Dataset rows describing interfaces:
• • • • •

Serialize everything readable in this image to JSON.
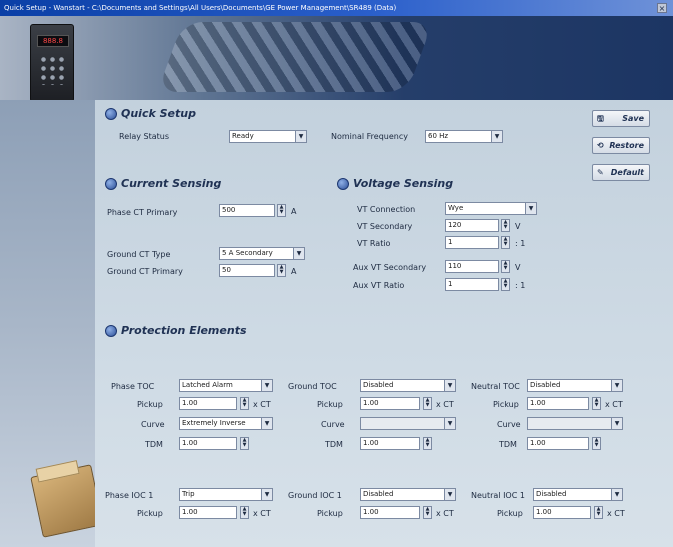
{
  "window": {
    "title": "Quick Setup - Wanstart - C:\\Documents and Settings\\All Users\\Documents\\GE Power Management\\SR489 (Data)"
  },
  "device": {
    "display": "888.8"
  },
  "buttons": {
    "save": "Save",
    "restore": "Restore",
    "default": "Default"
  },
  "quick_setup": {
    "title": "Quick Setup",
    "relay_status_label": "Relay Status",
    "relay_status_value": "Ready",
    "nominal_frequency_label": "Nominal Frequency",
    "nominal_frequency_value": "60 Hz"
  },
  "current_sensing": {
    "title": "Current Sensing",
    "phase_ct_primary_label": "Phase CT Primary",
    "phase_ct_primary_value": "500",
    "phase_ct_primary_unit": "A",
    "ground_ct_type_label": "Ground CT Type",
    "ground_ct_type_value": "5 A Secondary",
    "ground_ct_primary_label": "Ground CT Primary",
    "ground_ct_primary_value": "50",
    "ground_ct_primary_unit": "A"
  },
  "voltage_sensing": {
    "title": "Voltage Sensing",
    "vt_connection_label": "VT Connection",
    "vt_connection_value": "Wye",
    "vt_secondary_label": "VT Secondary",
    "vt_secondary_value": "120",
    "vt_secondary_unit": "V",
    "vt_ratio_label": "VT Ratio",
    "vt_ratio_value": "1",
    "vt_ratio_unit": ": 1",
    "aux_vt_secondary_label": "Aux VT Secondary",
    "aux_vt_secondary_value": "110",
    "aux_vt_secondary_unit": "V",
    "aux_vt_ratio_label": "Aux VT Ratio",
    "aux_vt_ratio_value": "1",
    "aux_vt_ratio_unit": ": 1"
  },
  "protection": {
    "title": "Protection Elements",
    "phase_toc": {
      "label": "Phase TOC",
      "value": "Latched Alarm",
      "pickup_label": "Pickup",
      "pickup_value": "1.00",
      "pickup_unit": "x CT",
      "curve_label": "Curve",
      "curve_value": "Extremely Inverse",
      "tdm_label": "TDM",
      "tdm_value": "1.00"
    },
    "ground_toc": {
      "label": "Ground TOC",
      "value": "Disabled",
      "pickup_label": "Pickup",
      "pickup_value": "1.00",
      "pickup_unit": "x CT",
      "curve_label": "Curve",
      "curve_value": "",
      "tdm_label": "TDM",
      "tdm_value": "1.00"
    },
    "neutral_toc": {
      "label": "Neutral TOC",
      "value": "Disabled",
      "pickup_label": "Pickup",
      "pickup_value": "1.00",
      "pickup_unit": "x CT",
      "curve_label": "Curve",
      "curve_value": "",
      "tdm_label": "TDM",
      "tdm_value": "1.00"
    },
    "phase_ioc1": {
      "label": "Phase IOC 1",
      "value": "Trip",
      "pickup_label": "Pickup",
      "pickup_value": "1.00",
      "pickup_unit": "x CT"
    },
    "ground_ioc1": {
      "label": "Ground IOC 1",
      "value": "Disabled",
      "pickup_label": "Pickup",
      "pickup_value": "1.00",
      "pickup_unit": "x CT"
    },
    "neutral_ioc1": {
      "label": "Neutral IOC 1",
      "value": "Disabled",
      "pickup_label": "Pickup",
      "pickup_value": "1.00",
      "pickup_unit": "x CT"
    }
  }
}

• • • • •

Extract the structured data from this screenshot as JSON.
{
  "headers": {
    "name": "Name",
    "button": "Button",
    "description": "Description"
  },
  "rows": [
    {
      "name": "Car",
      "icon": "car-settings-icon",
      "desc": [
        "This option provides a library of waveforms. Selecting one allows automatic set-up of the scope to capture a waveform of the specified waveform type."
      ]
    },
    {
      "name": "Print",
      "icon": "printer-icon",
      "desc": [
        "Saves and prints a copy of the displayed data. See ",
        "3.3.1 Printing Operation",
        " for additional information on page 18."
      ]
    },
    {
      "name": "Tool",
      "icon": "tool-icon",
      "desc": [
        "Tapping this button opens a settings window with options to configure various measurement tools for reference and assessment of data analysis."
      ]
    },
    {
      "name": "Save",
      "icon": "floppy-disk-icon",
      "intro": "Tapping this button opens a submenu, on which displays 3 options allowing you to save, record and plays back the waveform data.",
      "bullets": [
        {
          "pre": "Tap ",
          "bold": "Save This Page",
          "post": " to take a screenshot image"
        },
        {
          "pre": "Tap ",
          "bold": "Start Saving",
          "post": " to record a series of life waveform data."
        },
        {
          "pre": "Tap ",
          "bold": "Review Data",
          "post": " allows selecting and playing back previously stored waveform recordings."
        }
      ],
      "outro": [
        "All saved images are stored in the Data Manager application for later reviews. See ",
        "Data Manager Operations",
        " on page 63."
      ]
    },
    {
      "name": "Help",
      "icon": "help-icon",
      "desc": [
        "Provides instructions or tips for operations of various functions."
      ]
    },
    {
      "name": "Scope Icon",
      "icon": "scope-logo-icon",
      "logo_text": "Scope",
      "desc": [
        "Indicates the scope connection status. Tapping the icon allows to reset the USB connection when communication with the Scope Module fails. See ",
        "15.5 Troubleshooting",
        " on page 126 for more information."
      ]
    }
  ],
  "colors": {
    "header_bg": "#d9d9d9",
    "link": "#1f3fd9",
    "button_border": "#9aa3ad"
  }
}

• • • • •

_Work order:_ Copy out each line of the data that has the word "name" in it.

_Written solution:_
    "name": "Name",
      "name": "Car",
      "name": "Print",
      "name": "Tool",
      "name": "Save",
      "name": "Help",
      "name": "Scope Icon",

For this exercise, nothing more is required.